On my last night, I was awoken by a train that rumbled through the town, blasting its horn two blocks from the house (all our windows were wide open in lieu of air conditioning). I had no idea what this signified for me, but I jolted up in bed, enjoying the magnificent roar of the train, and smiled like a kid.
On the drive back to Calgary I was reflective. I had been nourished by delicious meals and intimate conversations, but I was also overstimulated by too many thoughts, questions and ideas. I missed the turnoff to Route 22, and had to make a quick stop and redirect. Perhaps I had been distracted by passing Frank Slide, an unusual graveyard. Here, in just a few seconds, many lives were changed. In 1903 the east side of Turtle Mountain released an avalanche of rocks burying the Crowsnest highway and a part of the village of Frank. Nearly 100 townspeople were in the path of the rock slide, and today victims remain buried under the massive boulders that lay on both sides of the highway.

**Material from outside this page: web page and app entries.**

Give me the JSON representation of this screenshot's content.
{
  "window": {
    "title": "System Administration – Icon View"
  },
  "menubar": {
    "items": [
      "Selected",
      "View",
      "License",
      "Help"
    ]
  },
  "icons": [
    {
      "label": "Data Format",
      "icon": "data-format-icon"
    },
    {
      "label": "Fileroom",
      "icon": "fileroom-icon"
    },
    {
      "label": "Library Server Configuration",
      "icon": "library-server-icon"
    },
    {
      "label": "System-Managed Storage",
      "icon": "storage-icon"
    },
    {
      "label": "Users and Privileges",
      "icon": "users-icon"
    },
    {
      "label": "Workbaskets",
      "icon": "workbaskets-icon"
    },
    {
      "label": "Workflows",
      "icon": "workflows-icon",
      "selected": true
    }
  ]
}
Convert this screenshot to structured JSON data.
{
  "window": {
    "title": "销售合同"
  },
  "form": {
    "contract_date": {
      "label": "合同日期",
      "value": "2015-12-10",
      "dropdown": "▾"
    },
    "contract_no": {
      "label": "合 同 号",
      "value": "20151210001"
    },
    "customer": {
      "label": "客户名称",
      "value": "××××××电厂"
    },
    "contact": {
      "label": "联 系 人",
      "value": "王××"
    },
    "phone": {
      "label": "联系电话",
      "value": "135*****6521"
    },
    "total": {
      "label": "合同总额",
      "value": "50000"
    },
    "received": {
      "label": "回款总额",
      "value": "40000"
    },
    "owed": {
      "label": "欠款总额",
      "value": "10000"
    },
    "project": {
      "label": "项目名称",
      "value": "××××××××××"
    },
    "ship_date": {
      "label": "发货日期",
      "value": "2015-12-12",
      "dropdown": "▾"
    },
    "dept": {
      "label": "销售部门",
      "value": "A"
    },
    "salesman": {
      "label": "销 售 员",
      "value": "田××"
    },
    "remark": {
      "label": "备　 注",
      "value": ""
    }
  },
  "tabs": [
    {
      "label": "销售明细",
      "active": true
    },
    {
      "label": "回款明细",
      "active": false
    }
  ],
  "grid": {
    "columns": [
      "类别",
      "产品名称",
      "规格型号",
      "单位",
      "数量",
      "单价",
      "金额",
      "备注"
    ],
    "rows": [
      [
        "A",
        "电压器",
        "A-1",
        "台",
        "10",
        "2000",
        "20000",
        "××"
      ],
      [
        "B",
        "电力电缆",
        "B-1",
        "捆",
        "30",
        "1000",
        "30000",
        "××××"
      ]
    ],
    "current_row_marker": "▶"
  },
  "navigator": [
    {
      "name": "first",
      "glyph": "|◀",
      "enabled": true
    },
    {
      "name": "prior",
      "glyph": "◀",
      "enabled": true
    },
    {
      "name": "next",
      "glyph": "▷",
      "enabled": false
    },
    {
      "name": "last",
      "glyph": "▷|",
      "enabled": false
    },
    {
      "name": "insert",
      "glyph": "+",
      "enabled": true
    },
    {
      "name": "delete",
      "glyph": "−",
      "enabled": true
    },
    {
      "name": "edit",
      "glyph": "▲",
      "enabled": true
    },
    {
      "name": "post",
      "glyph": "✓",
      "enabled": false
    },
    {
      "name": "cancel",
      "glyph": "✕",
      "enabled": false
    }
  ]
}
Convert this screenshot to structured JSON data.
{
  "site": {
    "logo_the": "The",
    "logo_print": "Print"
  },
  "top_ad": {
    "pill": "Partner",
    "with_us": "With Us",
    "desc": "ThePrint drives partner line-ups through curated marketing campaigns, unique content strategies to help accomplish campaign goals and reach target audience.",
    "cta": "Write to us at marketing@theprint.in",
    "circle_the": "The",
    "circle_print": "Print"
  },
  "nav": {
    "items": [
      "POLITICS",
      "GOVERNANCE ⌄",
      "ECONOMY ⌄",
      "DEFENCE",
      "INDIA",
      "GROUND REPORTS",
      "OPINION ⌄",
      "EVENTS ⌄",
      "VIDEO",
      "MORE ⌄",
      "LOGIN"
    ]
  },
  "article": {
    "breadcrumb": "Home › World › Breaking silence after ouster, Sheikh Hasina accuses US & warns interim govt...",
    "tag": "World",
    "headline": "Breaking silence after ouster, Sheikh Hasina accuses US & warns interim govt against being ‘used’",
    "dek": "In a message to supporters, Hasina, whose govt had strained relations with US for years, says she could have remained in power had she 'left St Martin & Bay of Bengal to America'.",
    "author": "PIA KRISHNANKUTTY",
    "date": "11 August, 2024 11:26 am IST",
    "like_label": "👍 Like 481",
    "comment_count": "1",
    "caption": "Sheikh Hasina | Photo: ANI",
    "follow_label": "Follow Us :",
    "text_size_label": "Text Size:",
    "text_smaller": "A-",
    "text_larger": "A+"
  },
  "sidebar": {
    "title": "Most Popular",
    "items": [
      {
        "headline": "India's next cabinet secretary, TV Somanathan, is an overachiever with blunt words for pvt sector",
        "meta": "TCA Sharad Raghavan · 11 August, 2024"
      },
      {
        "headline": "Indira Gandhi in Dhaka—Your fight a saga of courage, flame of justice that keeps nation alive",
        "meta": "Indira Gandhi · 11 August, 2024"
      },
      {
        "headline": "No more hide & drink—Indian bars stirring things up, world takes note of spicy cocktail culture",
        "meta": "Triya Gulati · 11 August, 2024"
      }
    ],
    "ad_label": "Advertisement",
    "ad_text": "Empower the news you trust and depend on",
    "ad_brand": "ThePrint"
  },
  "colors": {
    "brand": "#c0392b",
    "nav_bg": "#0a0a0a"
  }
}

I found Route 22. My stress from the missed turn and self-judgement about not paying attention had passed. The road was almost empty. The radio buzzed in static and I clicked it off. I sank into a mood of contemplation: I thought about the years ahead, my goals and my dreams. A sixty-fifth birthday is a milestone. Why not admit it? Much more of my life lies behind me, than ahead. Some things may heal or be resolved, but more will wear out or break down.
Turning 65 will mean different things to different people, but it should mean something. For me it means a commitment to continue to learn and not let fear or hesitation stand in the way of what I want in the remaining time I have left. Plus travelling through that stunning part of Alberta reminds me of how important it is to get out into nature more—alone or with others.
Next week’s blog will focus on how to use strategic thinking, quiet time and reflection to identify future goals.